One line at a time, check the entries below for the word "الدعاء", and copy each line that has it.
-=-=-
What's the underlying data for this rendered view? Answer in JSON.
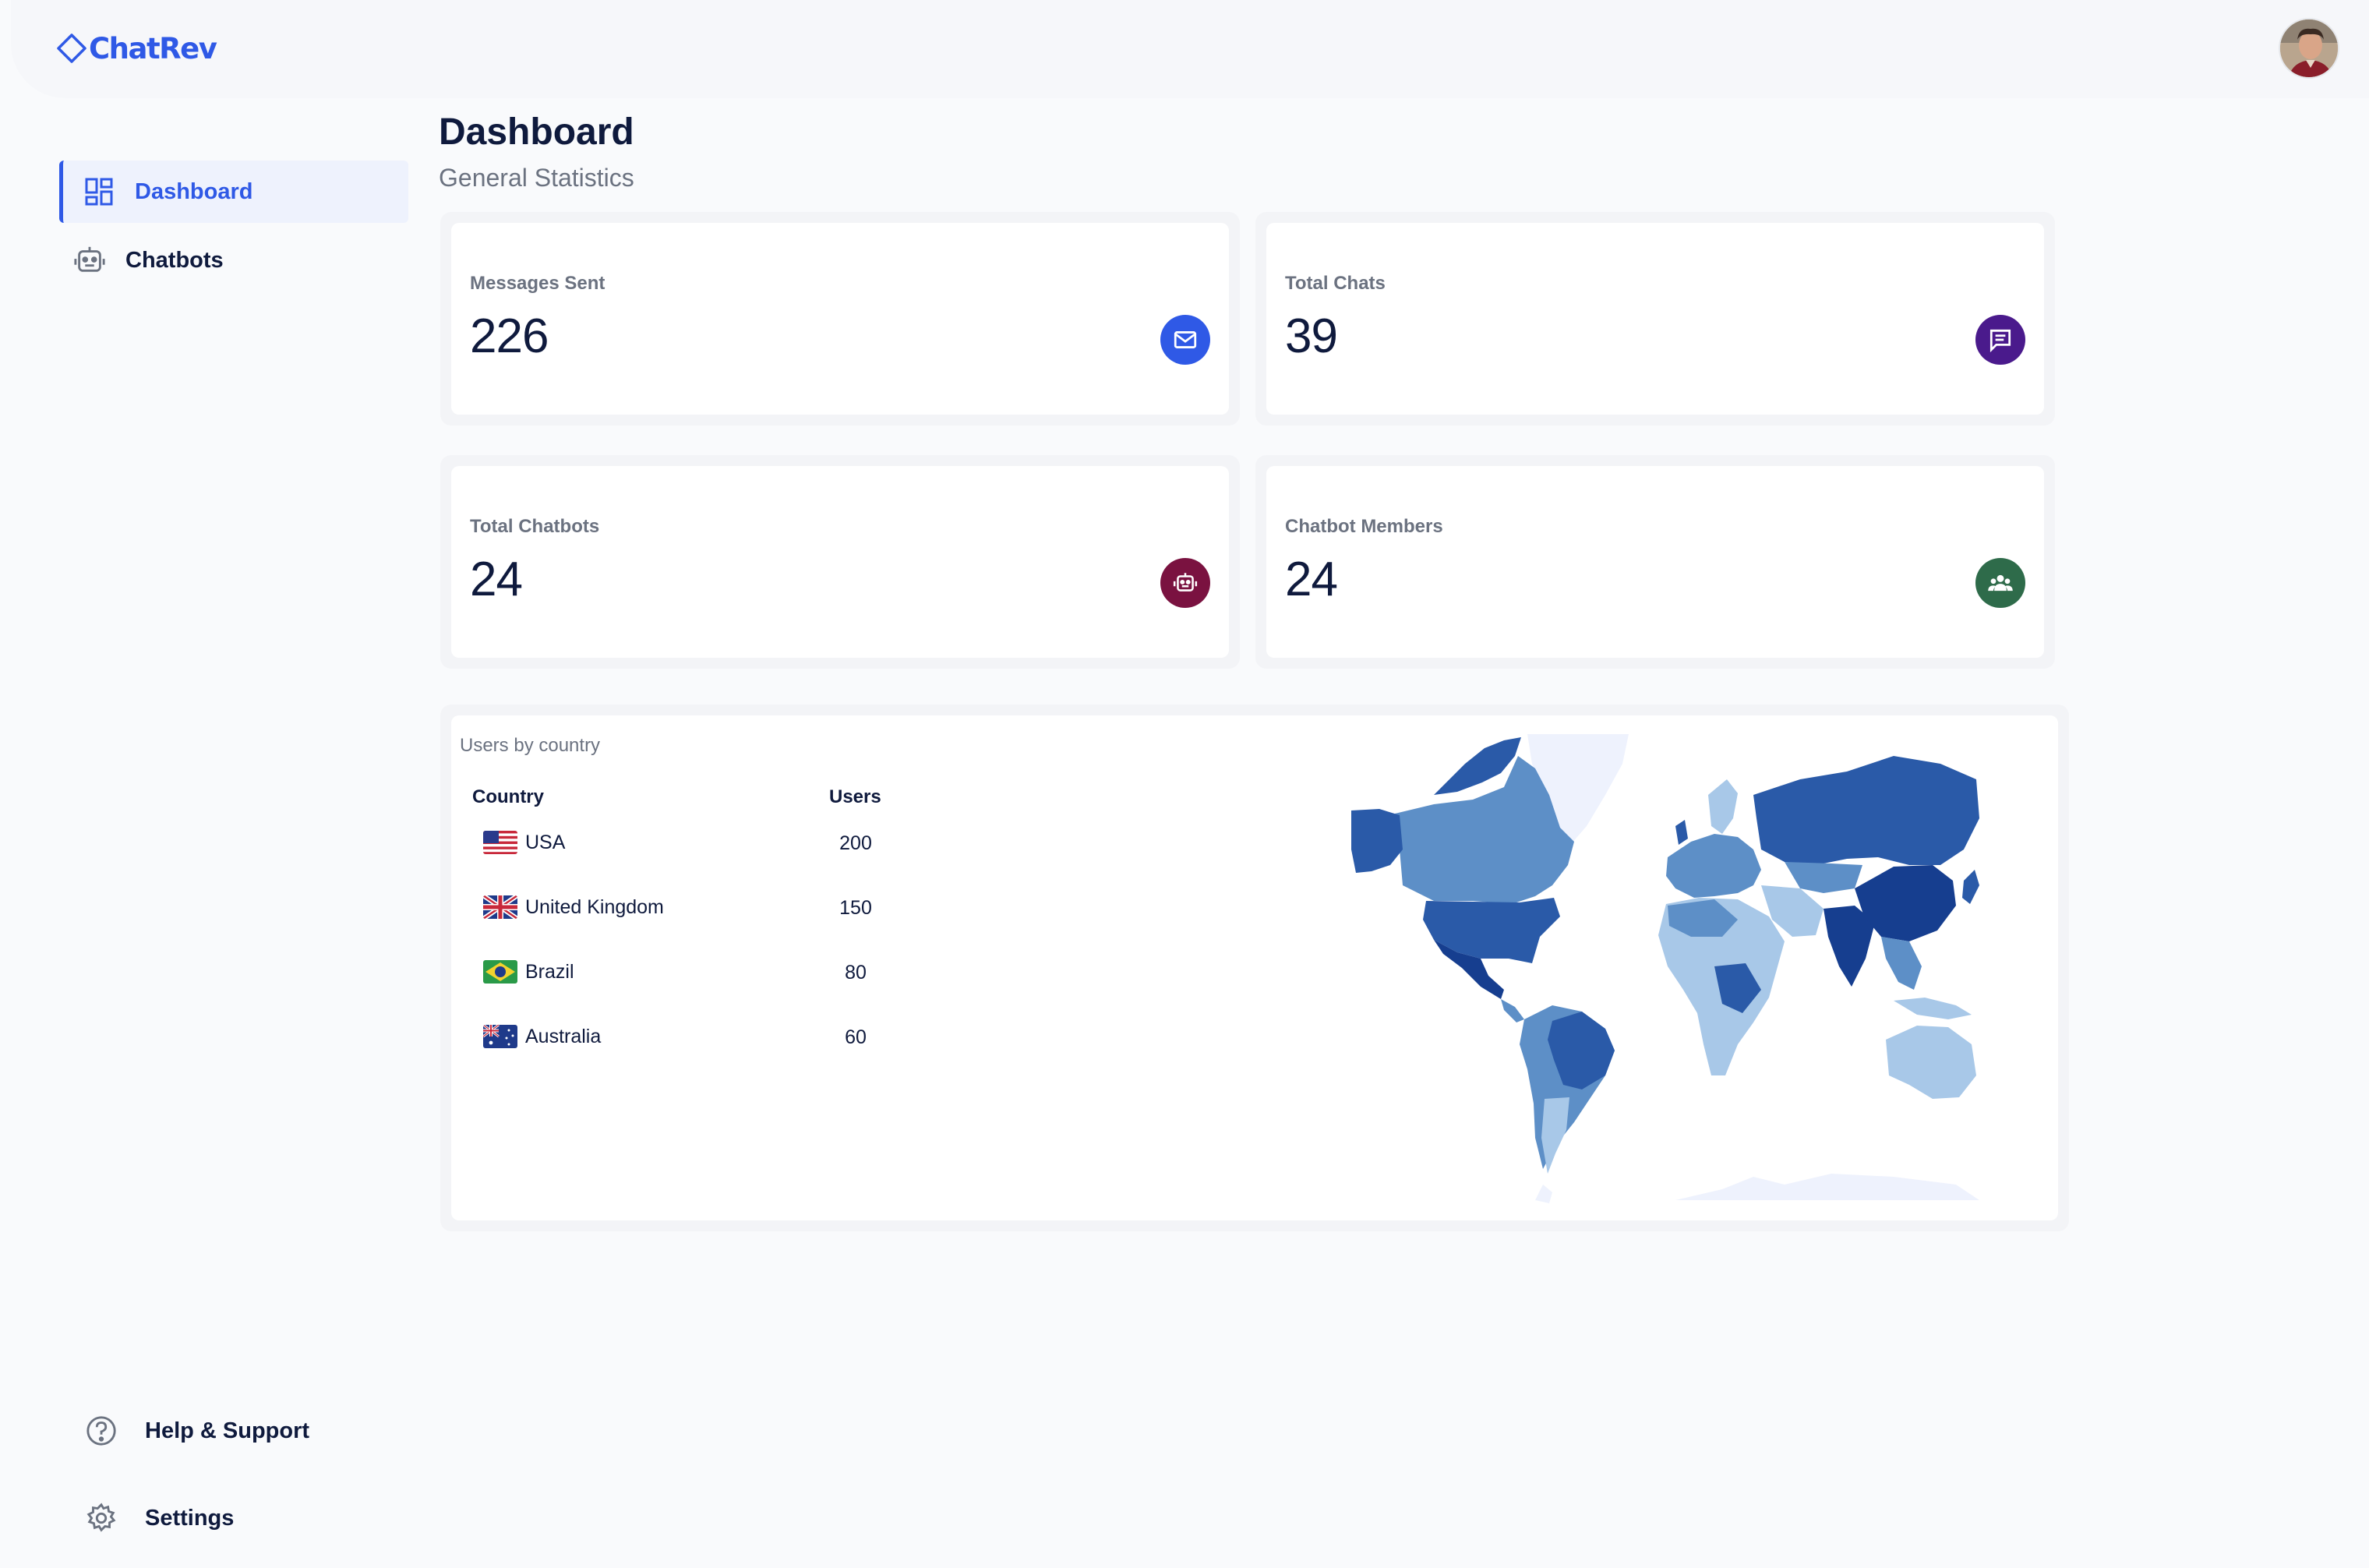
{
  "app": {
    "name": "ChatRev"
  },
  "sidebar": {
    "items": [
      {
        "label": "Dashboard",
        "icon": "dashboard-icon",
        "active": true
      },
      {
        "label": "Chatbots",
        "icon": "robot-icon",
        "active": false
      }
    ],
    "footer": [
      {
        "label": "Help & Support",
        "icon": "help-icon"
      },
      {
        "label": "Settings",
        "icon": "gear-icon"
      }
    ]
  },
  "header": {
    "title": "Dashboard",
    "subtitle": "General Statistics"
  },
  "stats": [
    {
      "label": "Messages Sent",
      "value": "226",
      "icon": "mail-icon",
      "color": "#2f59e6"
    },
    {
      "label": "Total Chats",
      "value": "39",
      "icon": "chat-icon",
      "color": "#4a1a8c"
    },
    {
      "label": "Total Chatbots",
      "value": "24",
      "icon": "robot-icon",
      "color": "#7a1240"
    },
    {
      "label": "Chatbot Members",
      "value": "24",
      "icon": "group-icon",
      "color": "#2e6b4a"
    }
  ],
  "countries": {
    "title": "Users by country",
    "headers": {
      "country": "Country",
      "users": "Users"
    },
    "rows": [
      {
        "country": "USA",
        "users": "200",
        "flag": "us-flag"
      },
      {
        "country": "United Kingdom",
        "users": "150",
        "flag": "uk-flag"
      },
      {
        "country": "Brazil",
        "users": "80",
        "flag": "brazil-flag"
      },
      {
        "country": "Australia",
        "users": "60",
        "flag": "australia-flag"
      }
    ],
    "map_colors": {
      "light": "#a8c8e8",
      "mid": "#5d8fc7",
      "dark": "#2a5aa8",
      "darkest": "#163e8f",
      "ice": "#eef2fd"
    }
  }
}
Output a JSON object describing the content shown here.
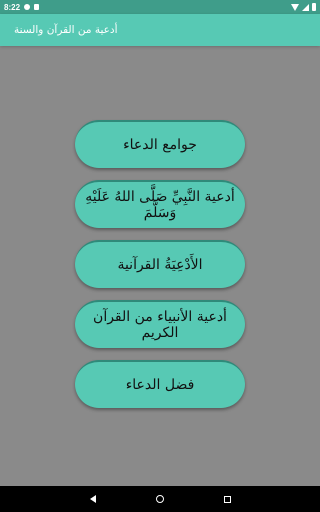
{
  "status_bar": {
    "time": "8:22"
  },
  "app_bar": {
    "title": "أدعية من القرآن والسنة"
  },
  "menu": {
    "items": [
      {
        "label": "جوامع الدعاء"
      },
      {
        "label": "أدعية النَّبِيِّ صَلَّى اللهُ عَلَيْهِ وَسَلَّمَ"
      },
      {
        "label": "الأَدْعِيَةُ القرآنية"
      },
      {
        "label": "أدعية الأنبياء من القرآن الكريم"
      },
      {
        "label": "فضل الدعاء"
      }
    ]
  },
  "colors": {
    "status": "#3f9d8a",
    "primary": "#57c9b4",
    "background": "#8a8a8a"
  },
  "icons": [
    "wifi-icon",
    "signal-icon",
    "battery-icon",
    "back-icon",
    "home-icon",
    "recents-icon"
  ]
}
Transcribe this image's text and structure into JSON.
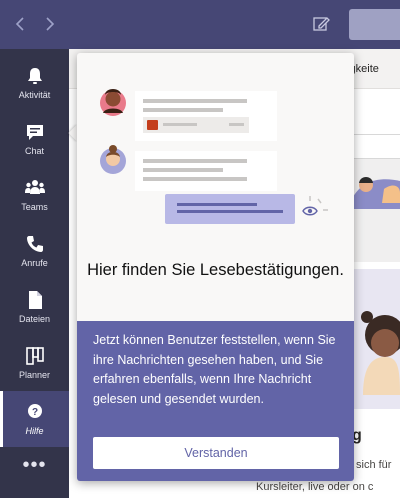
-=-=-
_Problem solution:_
        "label": "جوامع الدعاء"
        "label": "فضل الدعاء"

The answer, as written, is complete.